Alberta's population reached an estimated 3,474,000 as of July 1, 2007 with an influx of immigrants from other provinces accounting for half of the increase.

The growth represents more than triple the national growth rate and is the largest increase since 1981-1982.

Migrating Canadians accounted for an increase of 51,000 people in the province, boosting the population rate to an all-time high.

However, the preliminary demographic data suggests interprovincial migration is beginning to cool off.

Quebec saw a spike in its immigration numbers with 45,100 new Canadians settling in the province, the highest number since 1992-1993.

Despite the influx of immigrants and a soaring birthrate, the province's population grew at a pace similar to previous years.

Ontario's population growth slowed to 1980-1981 levels, representing a 0.8 per cent increase due to slowing immigration rates and interprovincial migration.

However, the province still attracted 48.5 per cent of all immigrants to Canada in 2006-2007.

Newfoundland and Labrador, Nova Scotia and Yukon showed declines in population between July 1, 2006 and June 30, 2007. After two years of losses, Saskatchewan rebounded with a demographic increase.

Prince Edward Island and New Brunswick populations increased, mainly the result of fewer losses in interprovincial migration and higher numbers of immigrants.

High birthrate fuels national growth

Canada's national population is teetering on the 33-million mark due to an overall increase of 1 per cent.

National population statistics for 2006-2007 include:

  • 352,800 babies born in Canada
  • 238,100 new immigrants received
  • 439,100 non-permanent residents

Net international migration and births continue to be the two main engines that fuel the national population, accounting for about two-thirds of the demographic increase.

But national immigration was down by 16,300 fewer people than the previous year.

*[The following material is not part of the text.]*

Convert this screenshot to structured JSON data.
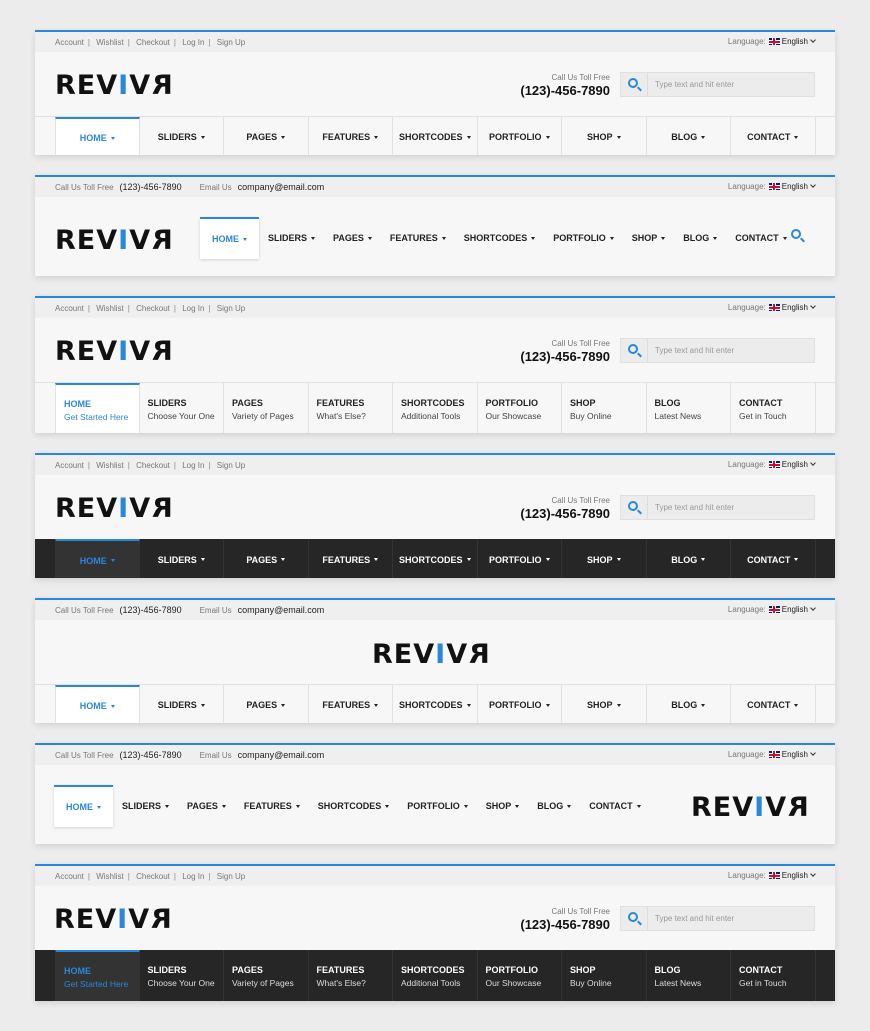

While countries like Russia and the U.S. face all-time birthrate lows, Canada's birthrate rose to its highest level in a decade with births especially strong in Quebec, British Columbia and Alberta.